Realistically I think for 95% of us, those requirements are just not logical criteria to use for choosing the car you drive every day.  For many cars are an emotional thing.  We want a ute or pickup; or we want an SUV or 4WD, or a sports car.  A big full tank of gas equals freedom and self-determination.  But think about it, the 100th time you're trying to back that thing into a parking spot in the supermarket, or navigate city traffic, or stretching to afford the best part of $100 to fill the tank up to full.  Was that really the best decision you made on a vehicle?

For some of us, those emotional things; they're deal-breakers - OK.  If for some reason you have to drive to Sydney, or your commute is hundreds of miles then go and buy a Prius.  The Prius is a great car, with loads of room in the back, and it goes places that any other road car can, and further besides.

But if, like me you can take advantage of an Electric Vehicle for emissions free motoring, never ever having to buy gas, just go ahead and do it.

Your lungs will thank you.

Monday, July 2, 2012

T-Shirt Underworld

Some time ago I made a little joke, and I so amused myself with it that I decided to draw a picture to go with it.  Well, I still thought I was funny - so I posted it on G+ and Twitter - and guess what, my sense of humour is kind of perverse and the result was more of your "groan..." than LOL.

Thing is, this is the internet, and no matter how perverse, there's going to be someone out there that thinks this is hilarious.  So you know what - I'm going to put it on a T-Shirt (thanks to Zazzle) and see if my true brilliance is recognised.


Or if they still stay away in droves then - well - OK, I was only funny to myself. That much gritty self-analysis I can handle.  Ahh, the struggle of the artist.  No-one knows my pain.
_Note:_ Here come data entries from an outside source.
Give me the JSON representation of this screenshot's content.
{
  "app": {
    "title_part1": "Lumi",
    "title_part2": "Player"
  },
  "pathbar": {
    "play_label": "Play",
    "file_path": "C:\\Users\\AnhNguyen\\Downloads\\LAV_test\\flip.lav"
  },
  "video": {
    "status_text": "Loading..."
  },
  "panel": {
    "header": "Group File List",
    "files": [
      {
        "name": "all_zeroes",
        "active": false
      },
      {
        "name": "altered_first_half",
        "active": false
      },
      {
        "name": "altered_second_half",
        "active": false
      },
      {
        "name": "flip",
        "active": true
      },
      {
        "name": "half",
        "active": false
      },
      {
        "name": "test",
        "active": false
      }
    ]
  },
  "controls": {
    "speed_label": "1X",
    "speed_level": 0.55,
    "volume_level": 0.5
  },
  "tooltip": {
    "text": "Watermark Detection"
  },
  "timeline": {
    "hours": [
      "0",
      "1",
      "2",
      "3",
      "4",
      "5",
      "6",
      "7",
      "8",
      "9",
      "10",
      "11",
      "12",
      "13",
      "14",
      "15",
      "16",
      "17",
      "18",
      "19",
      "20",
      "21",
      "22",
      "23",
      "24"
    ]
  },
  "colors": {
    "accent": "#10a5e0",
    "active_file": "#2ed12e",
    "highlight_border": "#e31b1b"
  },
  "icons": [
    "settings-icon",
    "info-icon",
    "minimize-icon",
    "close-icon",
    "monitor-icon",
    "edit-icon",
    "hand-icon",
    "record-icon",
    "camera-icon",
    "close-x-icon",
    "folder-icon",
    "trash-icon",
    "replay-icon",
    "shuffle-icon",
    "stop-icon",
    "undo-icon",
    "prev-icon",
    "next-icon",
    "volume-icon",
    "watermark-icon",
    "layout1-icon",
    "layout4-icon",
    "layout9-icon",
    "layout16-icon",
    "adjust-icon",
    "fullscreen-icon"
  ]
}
Either that or Kate Beckinsale fan-boys and movie studio moguls will band together to sue me.

Maybe, if that doesn't happen, this was kind of fun, so I might make some more T-Shirts.  Let's see!